## Problem description
Output the data verbatim, with nothing added or dropped.

## Entries shown
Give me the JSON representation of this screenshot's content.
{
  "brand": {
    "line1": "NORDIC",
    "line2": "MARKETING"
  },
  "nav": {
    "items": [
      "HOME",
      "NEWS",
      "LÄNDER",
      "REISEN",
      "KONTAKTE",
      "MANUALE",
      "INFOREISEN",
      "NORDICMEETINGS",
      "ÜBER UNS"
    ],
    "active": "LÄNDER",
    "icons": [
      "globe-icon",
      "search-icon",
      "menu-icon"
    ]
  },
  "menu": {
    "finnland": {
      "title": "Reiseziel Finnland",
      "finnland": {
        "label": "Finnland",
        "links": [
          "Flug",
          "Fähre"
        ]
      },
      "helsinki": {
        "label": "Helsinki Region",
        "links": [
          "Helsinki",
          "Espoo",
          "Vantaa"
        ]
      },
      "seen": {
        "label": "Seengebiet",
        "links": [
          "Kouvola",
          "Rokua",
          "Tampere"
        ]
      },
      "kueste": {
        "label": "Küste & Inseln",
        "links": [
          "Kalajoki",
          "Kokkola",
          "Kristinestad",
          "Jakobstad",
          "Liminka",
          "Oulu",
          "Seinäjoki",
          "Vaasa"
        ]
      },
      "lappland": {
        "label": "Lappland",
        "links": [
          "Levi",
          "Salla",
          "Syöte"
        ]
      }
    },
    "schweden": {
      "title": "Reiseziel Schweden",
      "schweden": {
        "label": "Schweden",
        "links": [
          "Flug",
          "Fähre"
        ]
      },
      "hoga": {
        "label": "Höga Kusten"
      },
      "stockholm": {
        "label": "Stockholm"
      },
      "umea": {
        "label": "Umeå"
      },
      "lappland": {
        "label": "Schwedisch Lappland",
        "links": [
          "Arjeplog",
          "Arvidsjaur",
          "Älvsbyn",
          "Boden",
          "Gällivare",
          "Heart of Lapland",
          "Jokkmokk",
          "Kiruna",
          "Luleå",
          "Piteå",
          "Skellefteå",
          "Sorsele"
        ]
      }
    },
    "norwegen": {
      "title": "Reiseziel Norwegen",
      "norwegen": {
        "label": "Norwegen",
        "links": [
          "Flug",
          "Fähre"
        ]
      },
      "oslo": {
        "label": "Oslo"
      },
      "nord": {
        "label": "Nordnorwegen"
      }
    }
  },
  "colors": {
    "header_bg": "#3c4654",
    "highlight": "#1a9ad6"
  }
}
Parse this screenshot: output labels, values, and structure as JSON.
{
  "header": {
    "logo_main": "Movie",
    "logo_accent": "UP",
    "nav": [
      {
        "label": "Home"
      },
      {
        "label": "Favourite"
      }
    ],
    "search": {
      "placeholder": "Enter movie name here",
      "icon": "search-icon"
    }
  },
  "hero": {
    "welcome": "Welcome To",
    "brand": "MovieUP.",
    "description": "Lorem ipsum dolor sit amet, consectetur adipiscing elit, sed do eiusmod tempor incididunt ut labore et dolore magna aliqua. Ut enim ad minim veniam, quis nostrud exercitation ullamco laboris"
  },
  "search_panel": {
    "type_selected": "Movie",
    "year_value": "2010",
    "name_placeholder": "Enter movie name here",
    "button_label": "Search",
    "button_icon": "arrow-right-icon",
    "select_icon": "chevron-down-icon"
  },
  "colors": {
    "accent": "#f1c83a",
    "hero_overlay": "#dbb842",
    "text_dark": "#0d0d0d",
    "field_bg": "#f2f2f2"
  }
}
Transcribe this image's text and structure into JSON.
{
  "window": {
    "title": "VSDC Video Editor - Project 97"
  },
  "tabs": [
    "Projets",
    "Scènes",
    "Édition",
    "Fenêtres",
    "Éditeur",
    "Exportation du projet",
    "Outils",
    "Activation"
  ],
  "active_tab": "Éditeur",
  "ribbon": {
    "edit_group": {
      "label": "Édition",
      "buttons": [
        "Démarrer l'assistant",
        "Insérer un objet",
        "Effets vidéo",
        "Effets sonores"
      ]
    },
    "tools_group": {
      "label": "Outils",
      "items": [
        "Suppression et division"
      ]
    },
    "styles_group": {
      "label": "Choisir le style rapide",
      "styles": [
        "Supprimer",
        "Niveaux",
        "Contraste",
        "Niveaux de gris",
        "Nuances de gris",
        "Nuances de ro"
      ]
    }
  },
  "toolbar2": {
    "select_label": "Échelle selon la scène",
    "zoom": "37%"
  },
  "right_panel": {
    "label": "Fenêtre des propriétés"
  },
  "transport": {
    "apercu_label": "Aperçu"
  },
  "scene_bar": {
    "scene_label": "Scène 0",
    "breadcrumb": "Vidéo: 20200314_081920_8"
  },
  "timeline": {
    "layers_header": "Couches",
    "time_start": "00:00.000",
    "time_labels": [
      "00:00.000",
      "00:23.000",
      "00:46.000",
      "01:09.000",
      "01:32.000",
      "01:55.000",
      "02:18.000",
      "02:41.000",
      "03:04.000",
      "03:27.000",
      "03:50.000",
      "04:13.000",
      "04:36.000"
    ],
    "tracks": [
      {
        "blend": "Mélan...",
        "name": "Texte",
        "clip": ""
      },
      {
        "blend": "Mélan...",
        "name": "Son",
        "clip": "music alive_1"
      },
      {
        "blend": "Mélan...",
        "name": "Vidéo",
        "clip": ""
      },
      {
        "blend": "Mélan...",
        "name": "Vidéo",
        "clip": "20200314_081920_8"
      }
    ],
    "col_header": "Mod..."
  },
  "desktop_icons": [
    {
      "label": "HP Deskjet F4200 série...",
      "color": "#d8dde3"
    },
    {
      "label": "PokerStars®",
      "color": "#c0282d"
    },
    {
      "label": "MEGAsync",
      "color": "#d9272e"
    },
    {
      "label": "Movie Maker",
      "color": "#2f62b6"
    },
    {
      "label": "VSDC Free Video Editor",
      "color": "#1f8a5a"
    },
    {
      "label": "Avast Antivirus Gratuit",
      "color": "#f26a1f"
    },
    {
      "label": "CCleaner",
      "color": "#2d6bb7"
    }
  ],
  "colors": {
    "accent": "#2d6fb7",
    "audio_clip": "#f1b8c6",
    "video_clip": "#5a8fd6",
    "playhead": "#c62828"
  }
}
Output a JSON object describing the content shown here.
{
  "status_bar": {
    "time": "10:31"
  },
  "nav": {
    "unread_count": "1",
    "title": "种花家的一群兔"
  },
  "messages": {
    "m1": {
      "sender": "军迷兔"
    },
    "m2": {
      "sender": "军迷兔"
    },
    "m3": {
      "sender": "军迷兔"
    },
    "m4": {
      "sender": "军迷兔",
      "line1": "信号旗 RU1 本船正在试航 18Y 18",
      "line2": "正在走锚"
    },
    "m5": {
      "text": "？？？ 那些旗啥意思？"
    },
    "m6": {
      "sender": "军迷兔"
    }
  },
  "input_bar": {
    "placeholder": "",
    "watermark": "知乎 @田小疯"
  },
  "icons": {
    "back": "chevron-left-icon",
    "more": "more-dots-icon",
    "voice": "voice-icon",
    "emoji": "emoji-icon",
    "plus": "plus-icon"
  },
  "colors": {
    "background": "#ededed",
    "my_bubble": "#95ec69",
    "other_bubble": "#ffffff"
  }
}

## Exercise answer
Give me the JSON representation of this screenshot's content.
{
  "brand": {
    "line1": "NORDIC",
    "line2": "MARKETING"
  },
  "nav": {
    "items": [
      "HOME",
      "NEWS",
      "LÄNDER",
      "REISEN",
      "KONTAKTE",
      "MANUALE",
      "INFOREISEN",
      "NORDICMEETINGS",
      "ÜBER UNS"
    ],
    "active": "LÄNDER",
    "icons": [
      "globe-icon",
      "search-icon",
      "menu-icon"
    ]
  },
  "menu": {
    "finnland": {
      "title": "Reiseziel Finnland",
      "finnland": {
        "label": "Finnland",
        "links": [
          "Flug",
          "Fähre"
        ]
      },
      "helsinki": {
        "label": "Helsinki Region",
        "links": [
          "Helsinki",
          "Espoo",
          "Vantaa"
        ]
      },
      "seen": {
        "label": "Seengebiet",
        "links": [
          "Kouvola",
          "Rokua",
          "Tampere"
        ]
      },
      "kueste": {
        "label": "Küste & Inseln",
        "links": [
          "Kalajoki",
          "Kokkola",
          "Kristinestad",
          "Jakobstad",
          "Liminka",
          "Oulu",
          "Seinäjoki",
          "Vaasa"
        ]
      },
      "lappland": {
        "label": "Lappland",
        "links": [
          "Levi",
          "Salla",
          "Syöte"
        ]
      }
    },
    "schweden": {
      "title": "Reiseziel Schweden",
      "schweden": {
        "label": "Schweden",
        "links": [
          "Flug",
          "Fähre"
        ]
      },
      "hoga": {
        "label": "Höga Kusten"
      },
      "stockholm": {
        "label": "Stockholm"
      },
      "umea": {
        "label": "Umeå"
      },
      "lappland": {
        "label": "Schwedisch Lappland",
        "links": [
          "Arjeplog",
          "Arvidsjaur",
          "Älvsbyn",
          "Boden",
          "Gällivare",
          "Heart of Lapland",
          "Jokkmokk",
          "Kiruna",
          "Luleå",
          "Piteå",
          "Skellefteå",
          "Sorsele"
        ]
      }
    },
    "norwegen": {
      "title": "Reiseziel Norwegen",
      "norwegen": {
        "label": "Norwegen",
        "links": [
          "Flug",
          "Fähre"
        ]
      },
      "oslo": {
        "label": "Oslo"
      },
      "nord": {
        "label": "Nordnorwegen"
      }
    }
  },
  "colors": {
    "header_bg": "#3c4654",
    "highlight": "#1a9ad6"
  }
}
Parse this screenshot: output labels, values, and structure as JSON.
{
  "header": {
    "logo_main": "Movie",
    "logo_accent": "UP",
    "nav": [
      {
        "label": "Home"
      },
      {
        "label": "Favourite"
      }
    ],
    "search": {
      "placeholder": "Enter movie name here",
      "icon": "search-icon"
    }
  },
  "hero": {
    "welcome": "Welcome To",
    "brand": "MovieUP.",
    "description": "Lorem ipsum dolor sit amet, consectetur adipiscing elit, sed do eiusmod tempor incididunt ut labore et dolore magna aliqua. Ut enim ad minim veniam, quis nostrud exercitation ullamco laboris"
  },
  "search_panel": {
    "type_selected": "Movie",
    "year_value": "2010",
    "name_placeholder": "Enter movie name here",
    "button_label": "Search",
    "button_icon": "arrow-right-icon",
    "select_icon": "chevron-down-icon"
  },
  "colors": {
    "accent": "#f1c83a",
    "hero_overlay": "#dbb842",
    "text_dark": "#0d0d0d",
    "field_bg": "#f2f2f2"
  }
}
Transcribe this image's text and structure into JSON.
{
  "window": {
    "title": "VSDC Video Editor - Project 97"
  },
  "tabs": [
    "Projets",
    "Scènes",
    "Édition",
    "Fenêtres",
    "Éditeur",
    "Exportation du projet",
    "Outils",
    "Activation"
  ],
  "active_tab": "Éditeur",
  "ribbon": {
    "edit_group": {
      "label": "Édition",
      "buttons": [
        "Démarrer l'assistant",
        "Insérer un objet",
        "Effets vidéo",
        "Effets sonores"
      ]
    },
    "tools_group": {
      "label": "Outils",
      "items": [
        "Suppression et division"
      ]
    },
    "styles_group": {
      "label": "Choisir le style rapide",
      "styles": [
        "Supprimer",
        "Niveaux",
        "Contraste",
        "Niveaux de gris",
        "Nuances de gris",
        "Nuances de ro"
      ]
    }
  },
  "toolbar2": {
    "select_label": "Échelle selon la scène",
    "zoom": "37%"
  },
  "right_panel": {
    "label": "Fenêtre des propriétés"
  },
  "transport": {
    "apercu_label": "Aperçu"
  },
  "scene_bar": {
    "scene_label": "Scène 0",
    "breadcrumb": "Vidéo: 20200314_081920_8"
  },
  "timeline": {
    "layers_header": "Couches",
    "time_start": "00:00.000",
    "time_labels": [
      "00:00.000",
      "00:23.000",
      "00:46.000",
      "01:09.000",
      "01:32.000",
      "01:55.000",
      "02:18.000",
      "02:41.000",
      "03:04.000",
      "03:27.000",
      "03:50.000",
      "04:13.000",
      "04:36.000"
    ],
    "tracks": [
      {
        "blend": "Mélan...",
        "name": "Texte",
        "clip": ""
      },
      {
        "blend": "Mélan...",
        "name": "Son",
        "clip": "music alive_1"
      },
      {
        "blend": "Mélan...",
        "name": "Vidéo",
        "clip": ""
      },
      {
        "blend": "Mélan...",
        "name": "Vidéo",
        "clip": "20200314_081920_8"
      }
    ],
    "col_header": "Mod..."
  },
  "desktop_icons": [
    {
      "label": "HP Deskjet F4200 série...",
      "color": "#d8dde3"
    },
    {
      "label": "PokerStars®",
      "color": "#c0282d"
    },
    {
      "label": "MEGAsync",
      "color": "#d9272e"
    },
    {
      "label": "Movie Maker",
      "color": "#2f62b6"
    },
    {
      "label": "VSDC Free Video Editor",
      "color": "#1f8a5a"
    },
    {
      "label": "Avast Antivirus Gratuit",
      "color": "#f26a1f"
    },
    {
      "label": "CCleaner",
      "color": "#2d6bb7"
    }
  ],
  "colors": {
    "accent": "#2d6fb7",
    "audio_clip": "#f1b8c6",
    "video_clip": "#5a8fd6",
    "playhead": "#c62828"
  }
}
Output a JSON object describing the content shown here.
{
  "status_bar": {
    "time": "10:31"
  },
  "nav": {
    "unread_count": "1",
    "title": "种花家的一群兔"
  },
  "messages": {
    "m1": {
      "sender": "军迷兔"
    },
    "m2": {
      "sender": "军迷兔"
    },
    "m3": {
      "sender": "军迷兔"
    },
    "m4": {
      "sender": "军迷兔",
      "line1": "信号旗 RU1 本船正在试航 18Y 18",
      "line2": "正在走锚"
    },
    "m5": {
      "text": "？？？ 那些旗啥意思？"
    },
    "m6": {
      "sender": "军迷兔"
    }
  },
  "input_bar": {
    "placeholder": "",
    "watermark": "知乎 @田小疯"
  },
  "icons": {
    "back": "chevron-left-icon",
    "more": "more-dots-icon",
    "voice": "voice-icon",
    "emoji": "emoji-icon",
    "plus": "plus-icon"
  },
  "colors": {
    "background": "#ededed",
    "my_bubble": "#95ec69",
    "other_bubble": "#ffffff"
  }
}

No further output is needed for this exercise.